For he commandeth, and raiseth the stormy wind, which lifteth up the waves thereof. (Pslam 107:25)
Last week, I believe it was, I posted a quick article addressing a theologically correct view of hurricanes (or any calamity) and God's sovereignty. I appreciate the handful of comments I received reminding me of the danger of assigning a certain purpose to Katrina and the aftermath. I could not agree more with that. Just like Christ's words in Luke 13, the people of New Orleans were no more terrible sinners as anyone else in the United States. First, we are not a theocratic nation, so it is misplaced for people to claim Katrina was sent to destroy New Orleans for its public sins. For anyone to make such a claim, there would need to be some revealed, prophetic word foretelling of certain doom if the people of New Orleans did not repent. Perhaps a real, bone fide, blue ribbon prophet who would interrupt city council meetings to remind the mayor of the wickedness on display on Bourbon St. I could even imagine this prophet driving up in front of the city town hall towing a bath tub in which sat a model of New Orleans and in a scene from out of Ezekiel, the modern day prophet fills the bath tub with water and announces, "This is what will happen to New Orleans if you do not burn the wickedness from your midst!" Then, about a couple of weeks before Katrina is even on the radar, the prophet gives one last speech, and leaves town. But nothing like this occurred.

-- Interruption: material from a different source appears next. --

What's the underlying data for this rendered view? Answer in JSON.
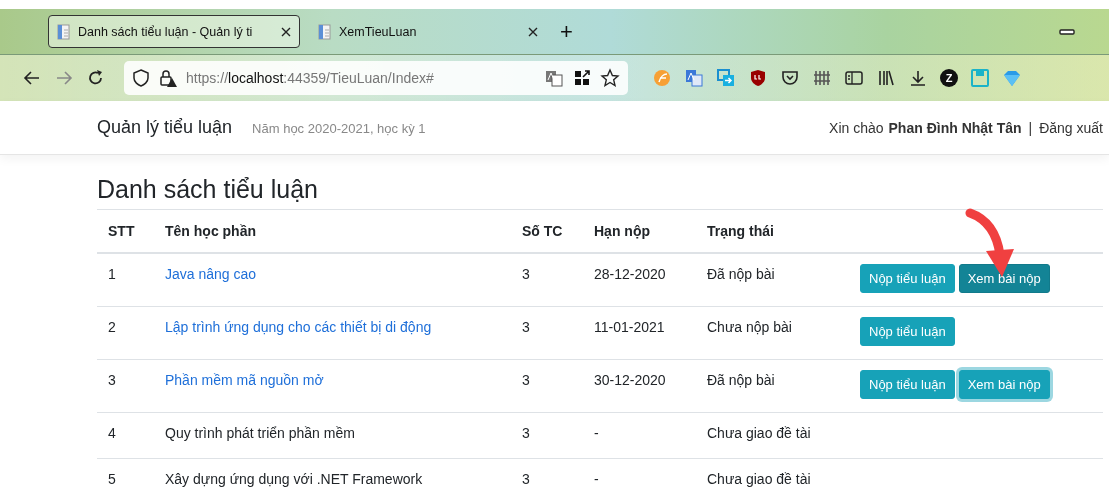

New Orleans is really no more wicked than say New York City, and especially San Francisco. I personally think the mind killing swill daily poured forth from the lecture halls of Berkeley University is far more polluting than a once a year gay pride parade in the French Quarter; it is the dolt professors masquerading as educated intellectuals that give justification to the gay parade.
What I had wished to address in my first post was the embarrassing excuses Christians offer in an attempt to separate God from destructive hurricanes. Amazingly, Christians who extol the virtues of worshipping a sovereign God will flounder about making up reasons why any calamity is everything else but God. Even more amazingly is how Christian will pray for protection while a Hurricane is heading toward them, and if it happens to turn back into open seas, God is credited with sparing people from disastrous ruin. Why then is God sovereign in these merciful instances, but had nothing to do with horrible instances? Do people see what I am talking about here?
Oddly, otherwise sound minded believers put forth a weak, impotent god who is just mighty, but not almighty. Do they even read their Bibles? This is the god of pop-culture gurus like Rabbi Harold Kushner of Why do Bad Things Happen to Good People fame who believes the idea of an absolute sovereign God is pagan. From where he dreams up this claim is a mystery. I wonder what Moses would had said to this idea of his? How about David? And don't forget Joseph. In Rabbi Kushner's worldview, the god he worships is doing his best to help, but sometimes is not powerful enough to stop on coming evil. Why he believes this wringing his hands in the sky kind of god is worthy of our worship is beyond me; I see such a god as being only worthy to receive my scorn and contempt.
Thankfully, the biblical God, the only true and living God who has revealed Himself to humanity, is not like this. If He has the power to create the universe and our world as Genesis clearly indicates He did, then I believe I am safe in saying he can control the course of a Cat-5 Hurricane. What is the more powerful act? To create a universe or direct a hurricane on one of the planets in that universe? Come on.
I may not know for certain what God's purpose was in Katrina, but the one thing I do know is that my theology has a major impact on how I view the world and comfort those looking for answers after a disaster. I aim to be biblical, not an embarrassed excuse maker for God.